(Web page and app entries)
=== Begin Enclosure ===
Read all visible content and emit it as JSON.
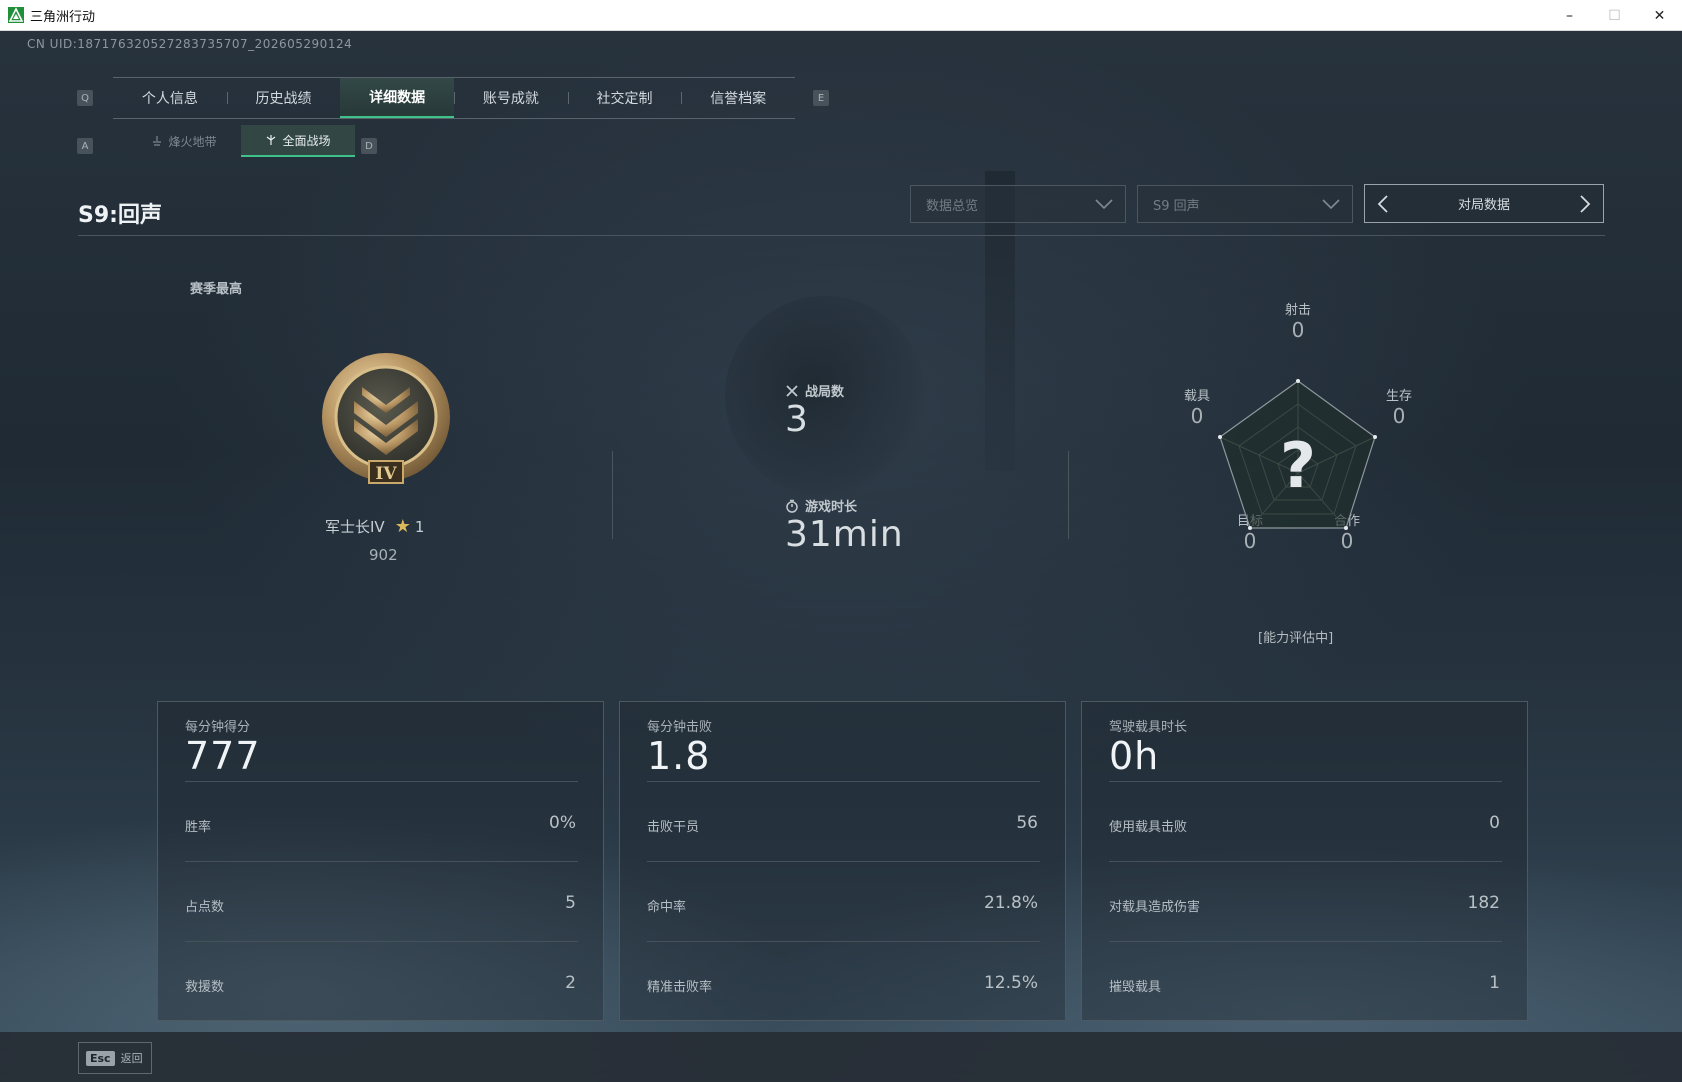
{
  "window": {
    "title": "三角洲行动",
    "controls": {
      "minimize": "–",
      "maximize": "☐",
      "close": "✕"
    }
  },
  "uid": "CN UID:18717632052728373570​7_202605290124",
  "nav": {
    "key_left": "Q",
    "key_right": "E",
    "tabs": [
      "个人信息",
      "历史战绩",
      "详细数据",
      "账号成就",
      "社交定制",
      "信誉档案"
    ],
    "active_tab": "详细数据"
  },
  "subnav": {
    "key_left": "A",
    "key_right": "D",
    "tabs": [
      "烽火地带",
      "全面战场"
    ],
    "active_tab": "全面战场"
  },
  "header": {
    "season_title": "S9:回声",
    "dropdown_view": "数据总览",
    "dropdown_season": "S9 回声",
    "pager_label": "对局数据"
  },
  "rank": {
    "section_label": "赛季最高",
    "name": "军士长IV",
    "stars": "1",
    "points": "902",
    "emblem_numeral": "IV"
  },
  "summary": {
    "matches_label": "战局数",
    "matches_value": "3",
    "time_label": "游戏时长",
    "time_value": "31min"
  },
  "radar": {
    "center_glyph": "?",
    "axes": [
      {
        "label": "射击",
        "value": "0"
      },
      {
        "label": "生存",
        "value": "0"
      },
      {
        "label": "合作",
        "value": "0"
      },
      {
        "label": "目标",
        "value": "0"
      },
      {
        "label": "载具",
        "value": "0"
      }
    ],
    "status": "[能力评估中]"
  },
  "cards": [
    {
      "title": "每分钟得分",
      "value": "777",
      "rows": [
        {
          "label": "胜率",
          "value": "0%"
        },
        {
          "label": "占点数",
          "value": "5"
        },
        {
          "label": "救援数",
          "value": "2"
        }
      ]
    },
    {
      "title": "每分钟击败",
      "value": "1.8",
      "rows": [
        {
          "label": "击败干员",
          "value": "56"
        },
        {
          "label": "命中率",
          "value": "21.8%"
        },
        {
          "label": "精准击败率",
          "value": "12.5%"
        }
      ]
    },
    {
      "title": "驾驶载具时长",
      "value": "0h",
      "rows": [
        {
          "label": "使用载具击败",
          "value": "0"
        },
        {
          "label": "对载具造成伤害",
          "value": "182"
        },
        {
          "label": "摧毁载具",
          "value": "1"
        }
      ]
    }
  ],
  "footer": {
    "esc_key": "Esc",
    "back_label": "返回"
  },
  "colors": {
    "accent": "#3ec28a",
    "gold": "#c9a86a",
    "background": "#1f2a34"
  }
}
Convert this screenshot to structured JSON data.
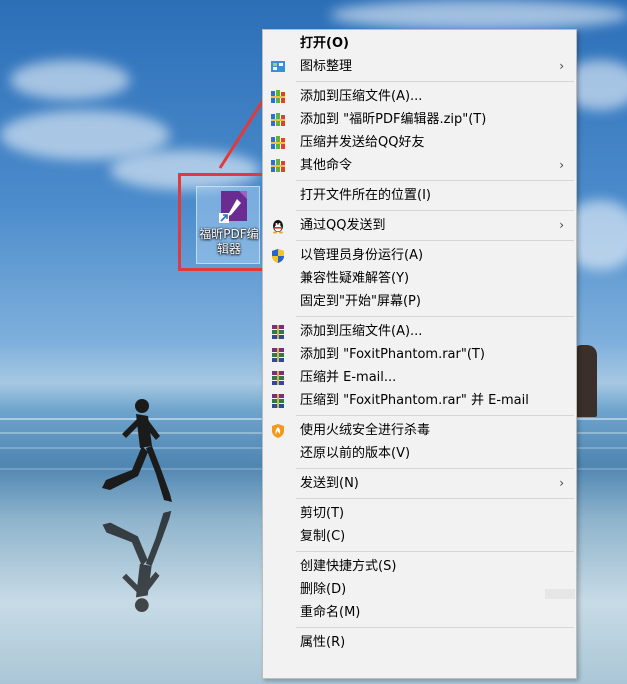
{
  "desktop": {
    "icon": {
      "label": "福昕PDF编辑器",
      "icon_name": "foxit-pdf-editor-icon",
      "brand_color": "#6b2c91"
    },
    "highlight_color": "#e23a3a"
  },
  "context_menu": {
    "items": [
      {
        "id": "open",
        "label": "打开(O)",
        "bold": true,
        "icon": ""
      },
      {
        "id": "icon-arrange",
        "label": "图标整理",
        "submenu": true,
        "icon": "arrange-icon"
      },
      {
        "id": "add-archive",
        "label": "添加到压缩文件(A)...",
        "icon": "winrar-icon"
      },
      {
        "id": "add-zip",
        "label": "添加到 \"福昕PDF编辑器.zip\"(T)",
        "icon": "winrar-icon"
      },
      {
        "id": "compress-qq",
        "label": "压缩并发送给QQ好友",
        "icon": "winrar-icon"
      },
      {
        "id": "other-commands",
        "label": "其他命令",
        "submenu": true,
        "icon": "winrar-icon"
      },
      {
        "id": "open-location",
        "label": "打开文件所在的位置(I)",
        "icon": ""
      },
      {
        "id": "send-qq",
        "label": "通过QQ发送到",
        "submenu": true,
        "icon": "qq-penguin-icon"
      },
      {
        "id": "run-admin",
        "label": "以管理员身份运行(A)",
        "icon": "uac-shield-icon"
      },
      {
        "id": "compat",
        "label": "兼容性疑难解答(Y)",
        "icon": ""
      },
      {
        "id": "pin-start",
        "label": "固定到\"开始\"屏幕(P)",
        "icon": ""
      },
      {
        "id": "rar-add",
        "label": "添加到压缩文件(A)...",
        "icon": "rar-books-icon"
      },
      {
        "id": "rar-add-name",
        "label": "添加到 \"FoxitPhantom.rar\"(T)",
        "icon": "rar-books-icon"
      },
      {
        "id": "rar-email",
        "label": "压缩并 E-mail...",
        "icon": "rar-books-icon"
      },
      {
        "id": "rar-name-email",
        "label": "压缩到 \"FoxitPhantom.rar\" 并 E-mail",
        "icon": "rar-books-icon"
      },
      {
        "id": "huorong-scan",
        "label": "使用火绒安全进行杀毒",
        "icon": "huorong-shield-icon"
      },
      {
        "id": "restore-version",
        "label": "还原以前的版本(V)",
        "icon": ""
      },
      {
        "id": "send-to",
        "label": "发送到(N)",
        "submenu": true,
        "icon": ""
      },
      {
        "id": "cut",
        "label": "剪切(T)",
        "icon": ""
      },
      {
        "id": "copy",
        "label": "复制(C)",
        "icon": ""
      },
      {
        "id": "create-shortcut",
        "label": "创建快捷方式(S)",
        "icon": ""
      },
      {
        "id": "delete",
        "label": "删除(D)",
        "icon": ""
      },
      {
        "id": "rename",
        "label": "重命名(M)",
        "icon": ""
      },
      {
        "id": "properties",
        "label": "属性(R)",
        "icon": ""
      }
    ],
    "chevron_glyph": "›"
  }
}
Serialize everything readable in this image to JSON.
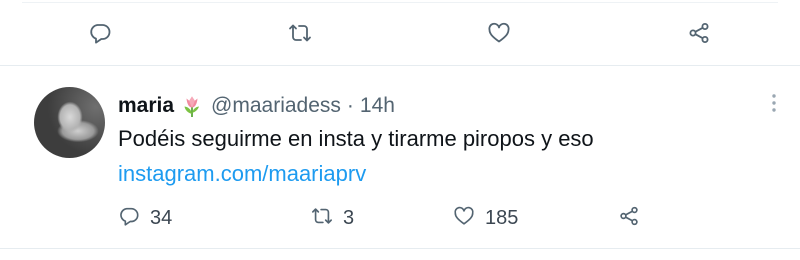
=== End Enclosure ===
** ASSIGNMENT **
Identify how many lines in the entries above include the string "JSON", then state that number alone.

** SOLUTION **
3